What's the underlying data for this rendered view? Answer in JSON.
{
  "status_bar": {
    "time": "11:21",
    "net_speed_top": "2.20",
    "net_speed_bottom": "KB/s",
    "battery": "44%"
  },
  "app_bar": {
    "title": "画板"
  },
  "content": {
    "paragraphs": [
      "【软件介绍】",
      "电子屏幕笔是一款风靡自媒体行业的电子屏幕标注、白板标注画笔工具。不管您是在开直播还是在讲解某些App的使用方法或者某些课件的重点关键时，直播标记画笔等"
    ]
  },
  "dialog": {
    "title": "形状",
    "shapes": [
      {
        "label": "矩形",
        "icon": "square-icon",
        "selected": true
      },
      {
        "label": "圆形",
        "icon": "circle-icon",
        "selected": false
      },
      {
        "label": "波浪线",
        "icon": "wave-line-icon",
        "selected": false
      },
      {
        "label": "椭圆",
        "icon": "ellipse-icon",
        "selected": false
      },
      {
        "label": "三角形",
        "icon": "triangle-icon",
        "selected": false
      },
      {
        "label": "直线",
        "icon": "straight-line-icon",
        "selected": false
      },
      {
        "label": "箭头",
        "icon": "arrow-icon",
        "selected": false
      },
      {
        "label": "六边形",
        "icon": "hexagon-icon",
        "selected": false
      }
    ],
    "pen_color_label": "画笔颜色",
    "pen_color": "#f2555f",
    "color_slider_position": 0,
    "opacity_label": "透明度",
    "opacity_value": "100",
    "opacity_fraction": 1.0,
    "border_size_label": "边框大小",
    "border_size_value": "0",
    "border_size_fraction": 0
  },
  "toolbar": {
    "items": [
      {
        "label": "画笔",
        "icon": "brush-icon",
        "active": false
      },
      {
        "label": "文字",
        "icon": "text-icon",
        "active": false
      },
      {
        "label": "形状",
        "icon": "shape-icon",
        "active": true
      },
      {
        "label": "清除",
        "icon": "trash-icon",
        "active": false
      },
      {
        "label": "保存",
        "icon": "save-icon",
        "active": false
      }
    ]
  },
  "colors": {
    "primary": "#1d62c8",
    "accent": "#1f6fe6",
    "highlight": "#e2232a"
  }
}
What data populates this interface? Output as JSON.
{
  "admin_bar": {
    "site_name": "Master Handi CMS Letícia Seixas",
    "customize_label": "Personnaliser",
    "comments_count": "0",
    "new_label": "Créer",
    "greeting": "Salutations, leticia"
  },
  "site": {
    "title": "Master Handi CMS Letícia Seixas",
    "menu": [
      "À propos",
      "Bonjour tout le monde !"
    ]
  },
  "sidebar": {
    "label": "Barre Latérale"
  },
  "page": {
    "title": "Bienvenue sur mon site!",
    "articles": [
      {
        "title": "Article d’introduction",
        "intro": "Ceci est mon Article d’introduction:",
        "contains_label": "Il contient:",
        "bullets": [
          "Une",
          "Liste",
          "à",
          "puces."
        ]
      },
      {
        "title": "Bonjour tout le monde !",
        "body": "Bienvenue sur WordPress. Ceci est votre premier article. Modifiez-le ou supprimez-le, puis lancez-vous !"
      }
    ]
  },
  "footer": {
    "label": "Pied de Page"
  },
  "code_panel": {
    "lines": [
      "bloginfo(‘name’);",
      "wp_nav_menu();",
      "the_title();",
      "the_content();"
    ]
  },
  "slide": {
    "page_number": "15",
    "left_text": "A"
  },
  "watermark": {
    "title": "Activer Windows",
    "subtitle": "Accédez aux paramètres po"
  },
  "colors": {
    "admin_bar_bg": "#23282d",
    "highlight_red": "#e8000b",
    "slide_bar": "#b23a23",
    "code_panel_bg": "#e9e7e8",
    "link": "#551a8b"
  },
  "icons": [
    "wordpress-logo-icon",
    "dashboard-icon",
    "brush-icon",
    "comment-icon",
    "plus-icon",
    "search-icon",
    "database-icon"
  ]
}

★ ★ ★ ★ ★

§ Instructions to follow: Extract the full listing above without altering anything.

§ Answer to this exercise:
What's the underlying data for this rendered view? Answer in JSON.
{
  "status_bar": {
    "time": "11:21",
    "net_speed_top": "2.20",
    "net_speed_bottom": "KB/s",
    "battery": "44%"
  },
  "app_bar": {
    "title": "画板"
  },
  "content": {
    "paragraphs": [
      "【软件介绍】",
      "电子屏幕笔是一款风靡自媒体行业的电子屏幕标注、白板标注画笔工具。不管您是在开直播还是在讲解某些App的使用方法或者某些课件的重点关键时，直播标记画笔等"
    ]
  },
  "dialog": {
    "title": "形状",
    "shapes": [
      {
        "label": "矩形",
        "icon": "square-icon",
        "selected": true
      },
      {
        "label": "圆形",
        "icon": "circle-icon",
        "selected": false
      },
      {
        "label": "波浪线",
        "icon": "wave-line-icon",
        "selected": false
      },
      {
        "label": "椭圆",
        "icon": "ellipse-icon",
        "selected": false
      },
      {
        "label": "三角形",
        "icon": "triangle-icon",
        "selected": false
      },
      {
        "label": "直线",
        "icon": "straight-line-icon",
        "selected": false
      },
      {
        "label": "箭头",
        "icon": "arrow-icon",
        "selected": false
      },
      {
        "label": "六边形",
        "icon": "hexagon-icon",
        "selected": false
      }
    ],
    "pen_color_label": "画笔颜色",
    "pen_color": "#f2555f",
    "color_slider_position": 0,
    "opacity_label": "透明度",
    "opacity_value": "100",
    "opacity_fraction": 1.0,
    "border_size_label": "边框大小",
    "border_size_value": "0",
    "border_size_fraction": 0
  },
  "toolbar": {
    "items": [
      {
        "label": "画笔",
        "icon": "brush-icon",
        "active": false
      },
      {
        "label": "文字",
        "icon": "text-icon",
        "active": false
      },
      {
        "label": "形状",
        "icon": "shape-icon",
        "active": true
      },
      {
        "label": "清除",
        "icon": "trash-icon",
        "active": false
      },
      {
        "label": "保存",
        "icon": "save-icon",
        "active": false
      }
    ]
  },
  "colors": {
    "primary": "#1d62c8",
    "accent": "#1f6fe6",
    "highlight": "#e2232a"
  }
}
What data populates this interface? Output as JSON.
{
  "admin_bar": {
    "site_name": "Master Handi CMS Letícia Seixas",
    "customize_label": "Personnaliser",
    "comments_count": "0",
    "new_label": "Créer",
    "greeting": "Salutations, leticia"
  },
  "site": {
    "title": "Master Handi CMS Letícia Seixas",
    "menu": [
      "À propos",
      "Bonjour tout le monde !"
    ]
  },
  "sidebar": {
    "label": "Barre Latérale"
  },
  "page": {
    "title": "Bienvenue sur mon site!",
    "articles": [
      {
        "title": "Article d’introduction",
        "intro": "Ceci est mon Article d’introduction:",
        "contains_label": "Il contient:",
        "bullets": [
          "Une",
          "Liste",
          "à",
          "puces."
        ]
      },
      {
        "title": "Bonjour tout le monde !",
        "body": "Bienvenue sur WordPress. Ceci est votre premier article. Modifiez-le ou supprimez-le, puis lancez-vous !"
      }
    ]
  },
  "footer": {
    "label": "Pied de Page"
  },
  "code_panel": {
    "lines": [
      "bloginfo(‘name’);",
      "wp_nav_menu();",
      "the_title();",
      "the_content();"
    ]
  },
  "slide": {
    "page_number": "15",
    "left_text": "A"
  },
  "watermark": {
    "title": "Activer Windows",
    "subtitle": "Accédez aux paramètres po"
  },
  "colors": {
    "admin_bar_bg": "#23282d",
    "highlight_red": "#e8000b",
    "slide_bar": "#b23a23",
    "code_panel_bg": "#e9e7e8",
    "link": "#551a8b"
  },
  "icons": [
    "wordpress-logo-icon",
    "dashboard-icon",
    "brush-icon",
    "comment-icon",
    "plus-icon",
    "search-icon",
    "database-icon"
  ]
}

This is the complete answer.